I have been dithering with myself a little bit about whether I really need to go through all of this again. I second-guessed myself about making appointments and would sort of rather stick my head in the sand and just take less estrogen, hoping that the problems would go away. But I also knew that wasn't the best idea. (Plus, Greg & Cindy and my parents wouldn't let me ignore it!) But Dr. C said, "Even if we mess around with your hormone levels and your symptoms get better, it doesn't mean that the actual DISEASE is getting better." This really will require a surgical intervention. I'm not a person to jump at surgery, but deep down I know that this isn't fixable with just hormone changes alone. I was anxious maybe she would say, "Silly girl. Stop taking your estrogen and you'll be fine. Now go away."
# 3: I need estrogen
I have felt sort of weak and foolish for using estrogen, knowing that it feeds endometriosis. But I also know that life is really not fun for me without it. Dr. C affirmed me by saying that it's not reasonable to expect me to be without estrogen and be miserable, especially when it wouldn't even cure the problem anyway.
#4: It's understandable and reasonable for me to be low on energy
Dr. C said that with the level of involvement in my case, it's amazing I was able to finish graduate school. She was not surprised at all that I haven't worked full-time since these problems started (even when there wasn't any pain, I never got my same level of energy back). In spite of the fact that Greg provides AMAZINGLY for our family and in spite of his encouragement to rest when I need to rest, I still have never really felt like it's okay for me to not do more. Her response made me feel very validated for the first time medically - doctors don't often think about what our lives are like outside their office, but she did, and it caused some healing for me on the inside.
#5: Someone in the field read through my records and agreed with me!
Having gone through it all myself, I can't see it clearly sometimes, so it was extremely helpful to have Dr. C read through my paperwork and give me good advice. I feel encouraged that I'm doing the best I can do in this situation to take care of myself and get this straightened out. I'm not making this up, I'm not making a big deal out of nothing, I'm not being silly or wasting doctors' time.
Additionally, there were a few comments made in the paperwork by my previous doctor that bothered me, and I mentioned them to Dr. C. She laughed and said that those comments had bothered her, too, and they weren't the best way to phrase things. For example, during my initial exam with him, Dr. M (my previous doctor) saw endometriosis growing through my cervix, and he wanted to biopsy it right there. With no numbing or anything. He just wanted to chop it off. NO THANK YOU! I asked him (reasonably!) to please wait until I was under anesthesia, since I was already in pain. He wrote in his report "Patient begged me to wait to biopsy suspected endo until anesthesia was provided". That word "begged" really bothered me. Would HE have liked someone to just hack something off him because it looked interesting? I bet not! I thought maybe I would come off as a difficult patient with new doctors when they read that.

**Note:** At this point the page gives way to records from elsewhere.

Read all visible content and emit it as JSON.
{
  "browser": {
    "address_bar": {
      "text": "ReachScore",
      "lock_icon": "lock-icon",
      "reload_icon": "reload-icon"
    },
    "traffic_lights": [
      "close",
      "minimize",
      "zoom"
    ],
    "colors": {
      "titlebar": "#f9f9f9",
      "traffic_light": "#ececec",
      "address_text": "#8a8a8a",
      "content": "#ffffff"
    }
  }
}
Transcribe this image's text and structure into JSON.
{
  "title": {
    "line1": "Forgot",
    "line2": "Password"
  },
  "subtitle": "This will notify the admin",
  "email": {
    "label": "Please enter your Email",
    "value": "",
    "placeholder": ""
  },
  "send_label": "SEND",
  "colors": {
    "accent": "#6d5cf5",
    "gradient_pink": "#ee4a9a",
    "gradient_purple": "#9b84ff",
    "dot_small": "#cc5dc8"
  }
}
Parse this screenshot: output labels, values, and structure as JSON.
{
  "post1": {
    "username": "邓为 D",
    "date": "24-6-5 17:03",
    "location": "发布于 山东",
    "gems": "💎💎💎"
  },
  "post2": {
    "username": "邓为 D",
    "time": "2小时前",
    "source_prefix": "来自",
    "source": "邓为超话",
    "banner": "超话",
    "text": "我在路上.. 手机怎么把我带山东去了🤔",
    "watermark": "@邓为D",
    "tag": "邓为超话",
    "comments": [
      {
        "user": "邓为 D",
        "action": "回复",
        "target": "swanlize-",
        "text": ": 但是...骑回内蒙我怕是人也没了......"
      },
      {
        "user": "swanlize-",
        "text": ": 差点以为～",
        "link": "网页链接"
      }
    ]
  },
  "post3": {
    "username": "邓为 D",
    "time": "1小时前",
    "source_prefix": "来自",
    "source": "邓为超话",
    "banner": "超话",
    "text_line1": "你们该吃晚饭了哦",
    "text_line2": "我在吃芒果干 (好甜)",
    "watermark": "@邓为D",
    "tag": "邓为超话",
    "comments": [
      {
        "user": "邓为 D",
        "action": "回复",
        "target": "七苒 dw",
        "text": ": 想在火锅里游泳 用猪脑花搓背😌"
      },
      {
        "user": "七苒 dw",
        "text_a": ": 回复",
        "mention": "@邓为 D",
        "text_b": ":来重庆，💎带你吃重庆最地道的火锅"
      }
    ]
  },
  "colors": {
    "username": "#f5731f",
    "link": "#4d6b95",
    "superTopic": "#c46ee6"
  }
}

Cindy WISELY pointed out to me last week when I mentioned those comments that when she reads a report (she's a special education teacher), she finds out more about the person writing the report than she finds out about the student, and it was probably that way with doctors, too. She said that a good doctor can read behind the report to the doctor writing it and will see through those sorts of comments. THANK YOU, CINDY, for sharing your brilliance with me!
So that's the story! Thanks for asking and praying for me. I appreciate all of you!